**Work instruction:**
If a line in the data below includes the string "shortcut", please return a copy of it.

Data about app and page elements:
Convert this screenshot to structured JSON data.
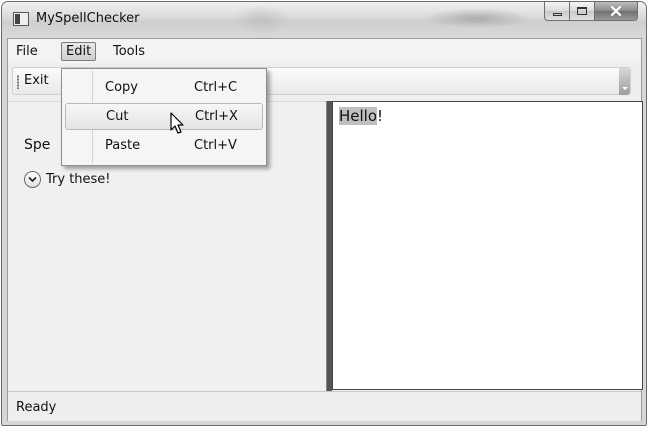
{
  "window": {
    "title": "MySpellChecker"
  },
  "menu": {
    "file": "File",
    "edit": "Edit",
    "tools": "Tools"
  },
  "toolbar": {
    "exit": "Exit"
  },
  "edit_menu": {
    "items": [
      {
        "label": "Copy",
        "shortcut": "Ctrl+C"
      },
      {
        "label": "Cut",
        "shortcut": "Ctrl+X"
      },
      {
        "label": "Paste",
        "shortcut": "Ctrl+V"
      }
    ]
  },
  "left_panel": {
    "spell_label": "Spe",
    "expander_label": "Try these!"
  },
  "editor": {
    "selected_text": "Hello",
    "remaining_text": "!"
  },
  "status": {
    "text": "Ready"
  },
  "icons": {
    "app": "window-icon",
    "minimize": "minimize-icon",
    "maximize": "maximize-icon",
    "close": "close-icon",
    "expander": "chevron-down-icon",
    "cursor": "mouse-pointer-icon"
  }
}
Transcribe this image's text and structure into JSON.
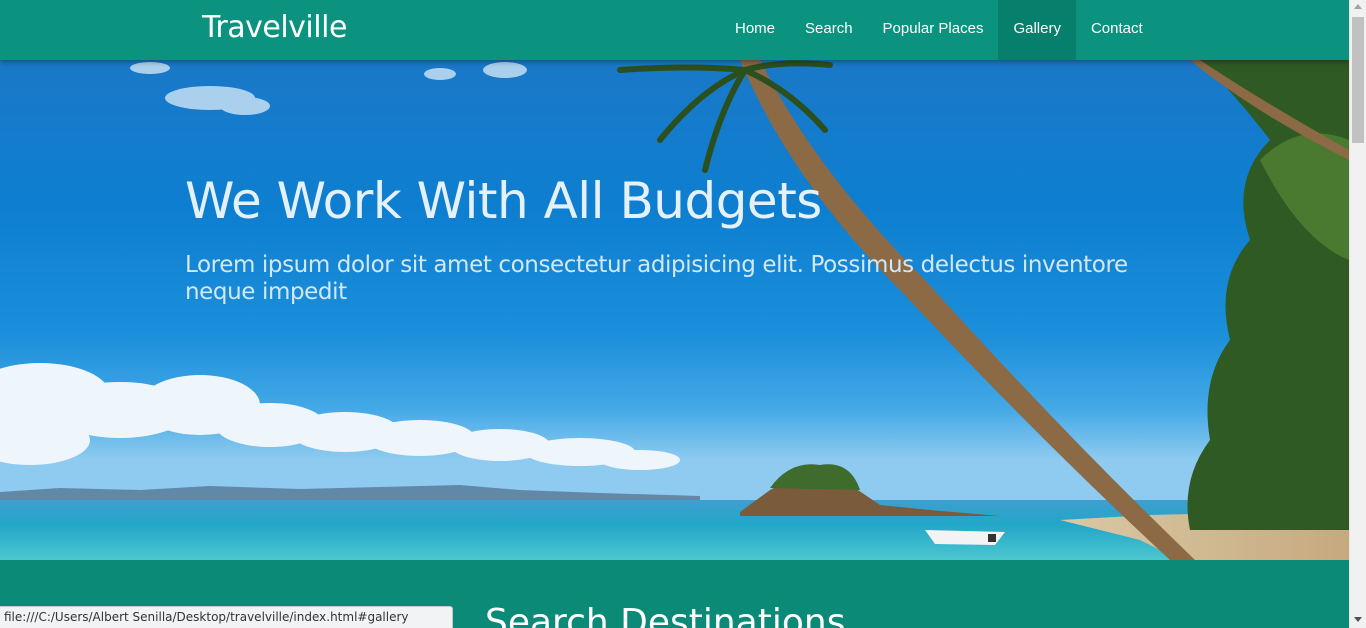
{
  "brand": {
    "name": "Travelville"
  },
  "nav": {
    "items": [
      {
        "label": "Home",
        "active": false
      },
      {
        "label": "Search",
        "active": false
      },
      {
        "label": "Popular Places",
        "active": false
      },
      {
        "label": "Gallery",
        "active": true
      },
      {
        "label": "Contact",
        "active": false
      }
    ]
  },
  "hero": {
    "title": "We Work With All Budgets",
    "subtitle": "Lorem ipsum dolor sit amet consectetur adipisicing elit. Possimus delectus inventore neque impedit",
    "image_icon": "tropical-beach-image"
  },
  "search_section": {
    "title": "Search Destinations"
  },
  "status_bar": {
    "url": "file:///C:/Users/Albert Senilla/Desktop/travelville/index.html#gallery"
  },
  "colors": {
    "navbar": "#0b937f",
    "nav_active": "#077f6d",
    "section_bg": "#0b8a77",
    "hero_text": "#e4f1fb"
  }
}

**Answer to this task:**
        "shortcut": "Ctrl+C"
        "shortcut": "Ctrl+X"
        "shortcut": "Ctrl+V"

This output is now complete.